My name is Sumedha and I am a current high school senior in Maryland. Though I do not have peripheral neuropathy (PN) and do not know of anyone in my personal life who does, I am driven by a desire to understand and help those who are personally affected with this debilitating condition, using my research experience to do so.
I first started researching peripheral neuropathy as a sophomore in high school. Through my enrollment in Independent Research, a course that allowed me to choose any topic that I found interesting and learn about it throughout the year, I first discovered PN. More specifically, I discovered chemotherapy-induced peripheral neuropathy, a resultant of neurotoxic chemotherapy drugs. Not only did the large number of people affected by PN surprise me but the fact that the pain could last for so long appalled me. Before learning about chemotherapy-induced PN, I had never known of the negative side effects of chemotherapy beyond the known hair loss, fatigue, and loss of appetite, more visible to the world than this internal condition. I felt compelled to continue learning about PN from then on.

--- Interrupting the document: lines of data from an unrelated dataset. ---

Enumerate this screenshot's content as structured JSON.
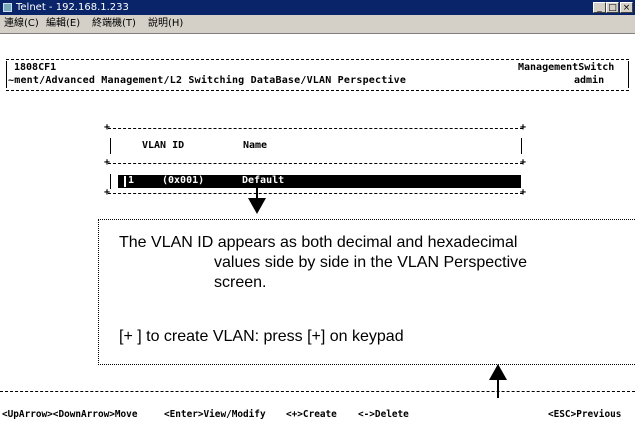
{
  "window": {
    "title": "Telnet - 192.168.1.233"
  },
  "menu": [
    "連線(C)",
    "編輯(E)",
    "終端機(T)",
    "說明(H)"
  ],
  "header": {
    "device": "1808CF1",
    "right_title": "ManagementSwitch",
    "path": "~ment/Advanced Management/L2 Switching DataBase/VLAN Perspective",
    "user": "admin"
  },
  "table": {
    "col_vlan_id": "VLAN ID",
    "col_name": "Name",
    "row_vlan": "1",
    "row_hex": "(0x001)",
    "row_name": "Default"
  },
  "callout": {
    "line1": "The VLAN ID appears as both decimal and hexadecimal",
    "line2": "values side by side in the VLAN Perspective",
    "line3": "screen.",
    "line4": "[+ ] to create VLAN: press [+] on keypad"
  },
  "footer": {
    "nav": "<UpArrow><DownArrow>Move",
    "enter": "<Enter>View/Modify",
    "create": "<+>Create",
    "delete": "<->Delete",
    "esc": "<ESC>Previous"
  }
}
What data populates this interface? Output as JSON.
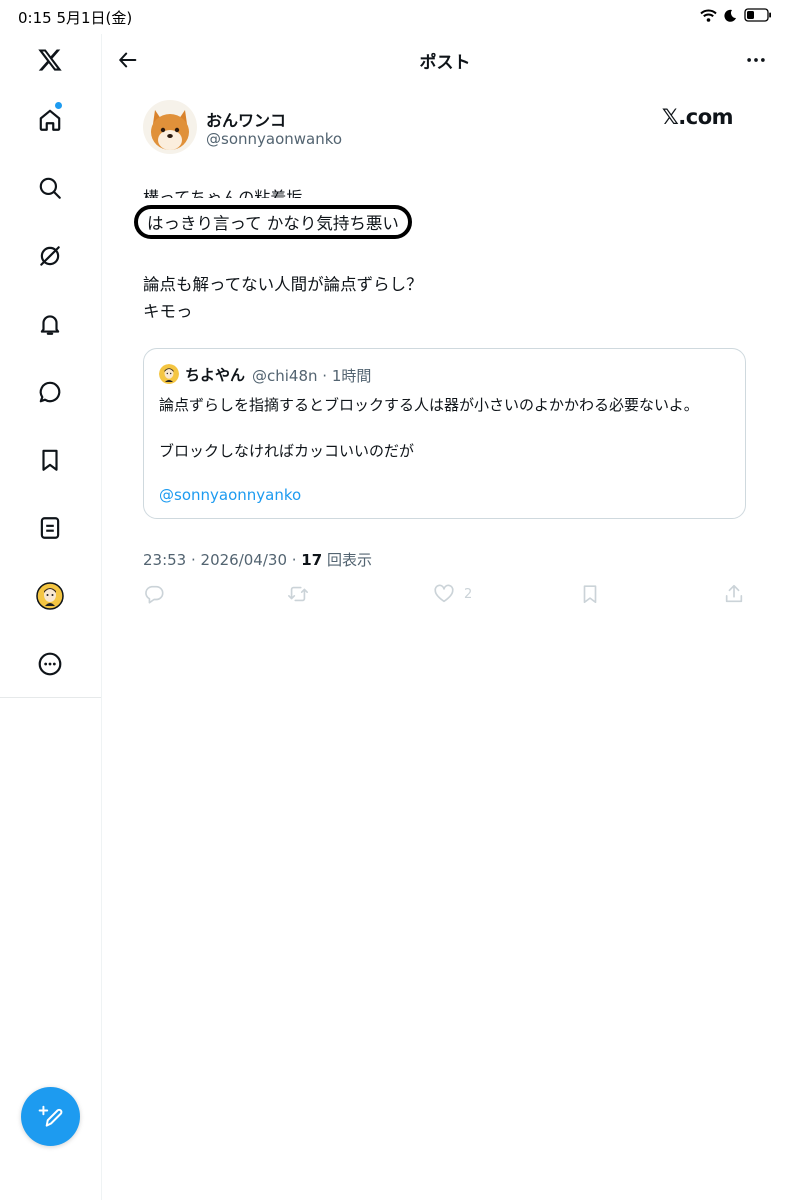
{
  "status_bar": {
    "time_date": "0:15   5月1日(金)"
  },
  "header": {
    "title": "ポスト"
  },
  "sidebar": {
    "icons": [
      "x-logo-icon",
      "home-icon",
      "search-icon",
      "grok-icon",
      "bell-icon",
      "messages-icon",
      "bookmark-icon",
      "lists-icon",
      "profile-avatar",
      "more-icon"
    ],
    "compose_icon": "compose-icon",
    "accent": "#1d9bf0"
  },
  "post": {
    "author_name": "おんワンコ",
    "author_handle": "@sonnyaonwanko",
    "watermark": "𝕏.com",
    "clipped_line": "構ってちゃんの粘着垢",
    "circled_line": "はっきり言って かなり気持ち悪い",
    "line_2": "論点も解ってない人間が論点ずらし？",
    "line_3": "キモっ",
    "quote": {
      "name": "ちよやん",
      "handle_time": "@chi48n · 1時間",
      "line_1": "論点ずらしを指摘するとブロックする人は器が小さいのよかかわる必要ないよ。",
      "line_2": "ブロックしなければカッコいいのだが",
      "mention": "@sonnyaonnyanko"
    },
    "timestamp": "23:53 · 2026/04/30 · ",
    "views_count": "17",
    "views_label": " 回表示",
    "likes_count": "2"
  }
}
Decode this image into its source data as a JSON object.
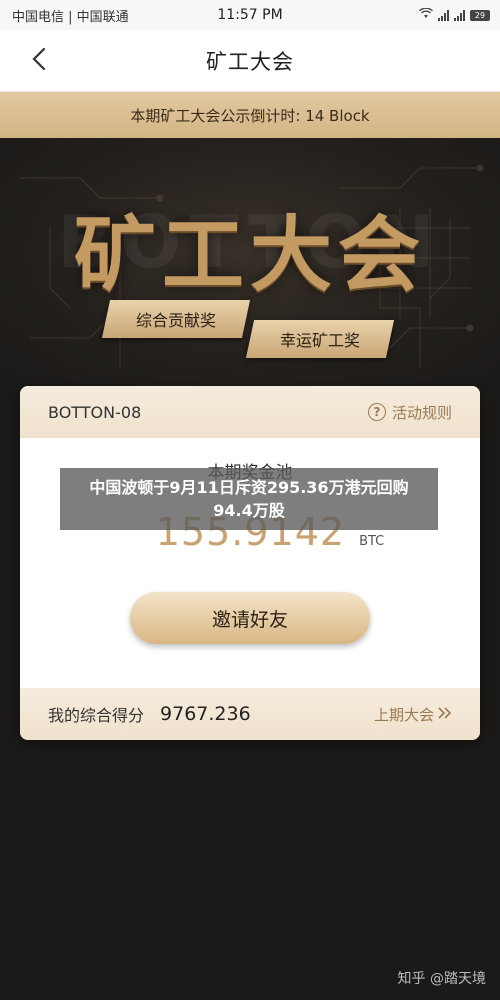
{
  "status_bar": {
    "carriers": "中国电信 | 中国联通",
    "time": "11:57 PM",
    "battery": "29"
  },
  "nav": {
    "title": "矿工大会"
  },
  "countdown": {
    "text": "本期矿工大会公示倒计时: 14 Block"
  },
  "hero": {
    "title": "矿工大会",
    "watermark": "BOTTON",
    "tag_1": "综合贡献奖",
    "tag_2": "幸运矿工奖"
  },
  "card": {
    "id": "BOTTON-08",
    "rules_label": "活动规则",
    "pool_label": "本期奖金池",
    "pool_value": "155.9142",
    "pool_unit": "BTC",
    "invite_label": "邀请好友",
    "score_label": "我的综合得分",
    "score_value": "9767.236",
    "last_label": "上期大会"
  },
  "overlay": {
    "text": "中国波顿于9月11日斥资295.36万港元回购94.4万股"
  },
  "credit": "知乎 @踏天境",
  "colors": {
    "gold": "#c9a271",
    "dark_bg": "#1c1a19",
    "accent_text": "#9a7a52"
  }
}
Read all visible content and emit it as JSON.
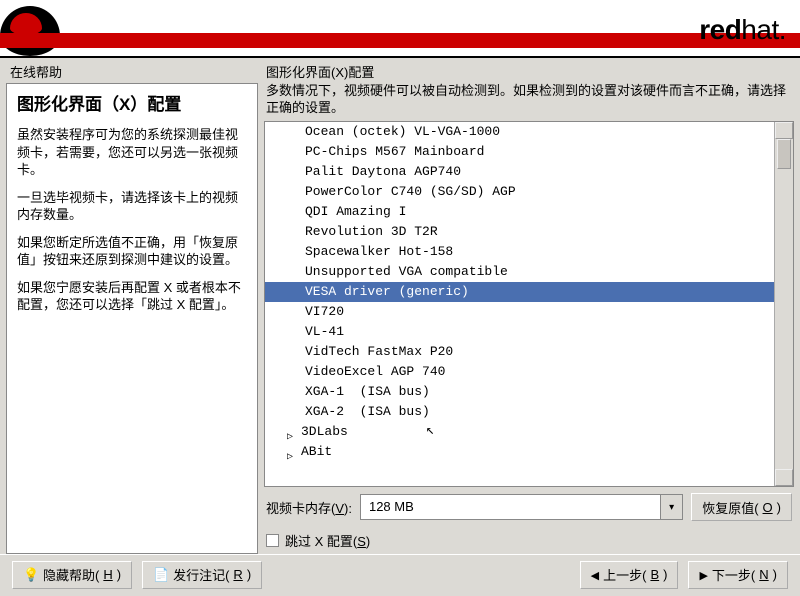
{
  "brand": {
    "bold": "red",
    "light": "hat."
  },
  "sidebar": {
    "title": "在线帮助",
    "heading": "图形化界面（X）配置",
    "paragraphs": [
      "虽然安装程序可为您的系统探测最佳视频卡，若需要，您还可以另选一张视频卡。",
      "一旦选毕视频卡，请选择该卡上的视频内存数量。",
      "如果您断定所选值不正确，用「恢复原值」按钮来还原到探测中建议的设置。",
      "如果您宁愿安装后再配置 X 或者根本不配置，您还可以选择「跳过 X 配置」。"
    ]
  },
  "content": {
    "title": "图形化界面(X)配置",
    "desc": "多数情况下，视频硬件可以被自动检测到。如果检测到的设置对该硬件而言不正确，请选择正确的设置。",
    "list": [
      {
        "label": "Ocean (octek) VL-VGA-1000",
        "level": 2,
        "sel": false
      },
      {
        "label": "PC-Chips M567 Mainboard",
        "level": 2,
        "sel": false
      },
      {
        "label": "Palit Daytona AGP740",
        "level": 2,
        "sel": false
      },
      {
        "label": "PowerColor C740 (SG/SD) AGP",
        "level": 2,
        "sel": false
      },
      {
        "label": "QDI Amazing I",
        "level": 2,
        "sel": false
      },
      {
        "label": "Revolution 3D T2R",
        "level": 2,
        "sel": false
      },
      {
        "label": "Spacewalker Hot-158",
        "level": 2,
        "sel": false
      },
      {
        "label": "Unsupported VGA compatible",
        "level": 2,
        "sel": false
      },
      {
        "label": "VESA driver (generic)",
        "level": 2,
        "sel": true
      },
      {
        "label": "VI720",
        "level": 2,
        "sel": false
      },
      {
        "label": "VL-41",
        "level": 2,
        "sel": false
      },
      {
        "label": "VidTech FastMax P20",
        "level": 2,
        "sel": false
      },
      {
        "label": "VideoExcel AGP 740",
        "level": 2,
        "sel": false
      },
      {
        "label": "XGA-1  (ISA bus)",
        "level": 2,
        "sel": false
      },
      {
        "label": "XGA-2  (ISA bus)",
        "level": 2,
        "sel": false
      },
      {
        "label": "3DLabs",
        "level": 1,
        "sel": false,
        "expandable": true
      },
      {
        "label": "ABit",
        "level": 1,
        "sel": false,
        "expandable": true
      }
    ],
    "memory": {
      "label_pre": "视频卡内存(",
      "label_key": "V",
      "label_post": "):",
      "value": "128 MB"
    },
    "restore": {
      "label_pre": "恢复原值(",
      "label_key": "O",
      "label_post": ")"
    },
    "skip": {
      "label_pre": "跳过 X 配置(",
      "label_key": "S",
      "label_post": ")"
    }
  },
  "footer": {
    "hidehelp": {
      "label_pre": "隐藏帮助(",
      "label_key": "H",
      "label_post": ")"
    },
    "relnotes": {
      "label_pre": "发行注记(",
      "label_key": "R",
      "label_post": ")"
    },
    "back": {
      "label_pre": "上一步(",
      "label_key": "B",
      "label_post": ")"
    },
    "next": {
      "label_pre": "下一步(",
      "label_key": "N",
      "label_post": ")"
    }
  }
}
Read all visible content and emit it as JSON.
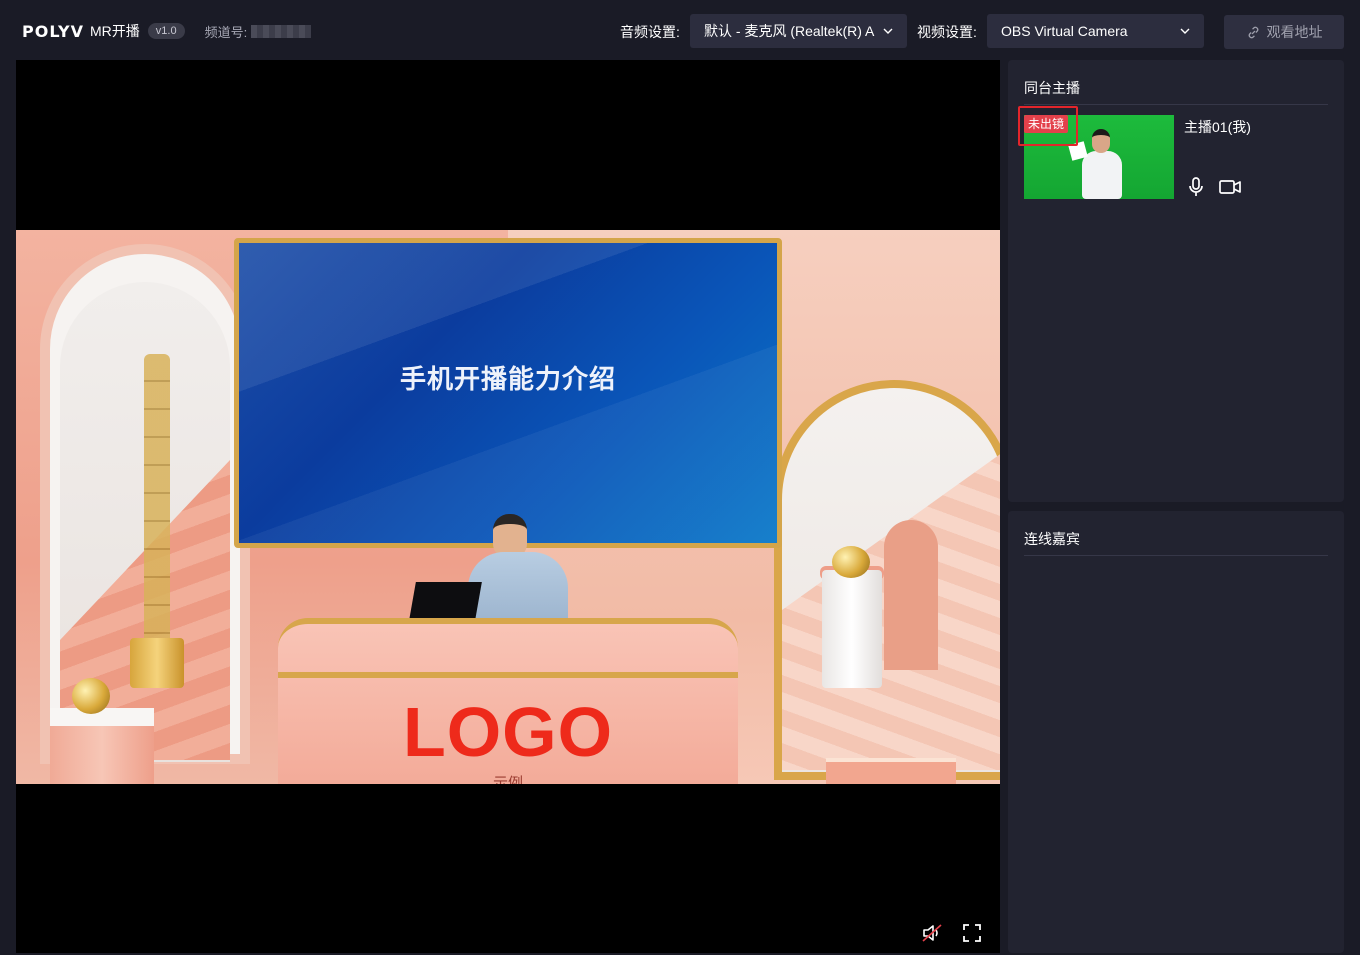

A couple of weeks after I began my research into PN, I started noticing a common treatment that always came up in all of the scholarly journals and articles I was consulting: exercise. At first, I found this confusing. I wondered how could an activity so commonplace as exercising, one that I regularly did myself as a healthy individual, treat a nerve condition? But as I looked more into the treatment option, I became even more engrossed with the idea. I learned about the various mechanisms by which exercise can treat PN and became interested in exploring the potential of this novel treatment as I researched.
I was able to do so through my various summer and school year internships. Beyond my Independent Research course, I was motivated to continue my journey with PN and make an impact on the scientific community, one that introduced me to the condition in the first place. I was able to extend my research into a lab setting in Johns Hopkins University and the University of Maryland, learning more in depth about possible treatments and how symptoms present, as seen in transgenic mice. Beyond my lab experience, I also wrote a manuscript on the effect of exercise for breast cancer patients receiving taxane chemotherapy who developed PN, collaborating with Dr. Grace Kanzawa-Lee from the University of Michigan and Dr. David Mizrahi from The Daffodil Centre, The University of Sydney in the process. My manuscript was the first of its kind, as the effect of exercise on taxane-induced peripheral neuropathy was a novel field up to that point.
Why I Joined the Foundation
All of the research I had done led me to joining the Foundation for Peripheral Neuropathy, a way of helping PN patients directly. Cataloging information of nationwide PN doctors, both in big cities and rural areas, and advocating to my local Congress leaders to increase the amount allocated to PN research funding has allowed me to take my PN research experience into the real world and help patients on their journey of getting support. I look forward to continue working with the Foundation and furthering the progress already made in getting PN support to all those in need.
As I move on to college and beyond, I will continue to involve myself in the PN field, exploring treatment options that may turn out to be lasting cures!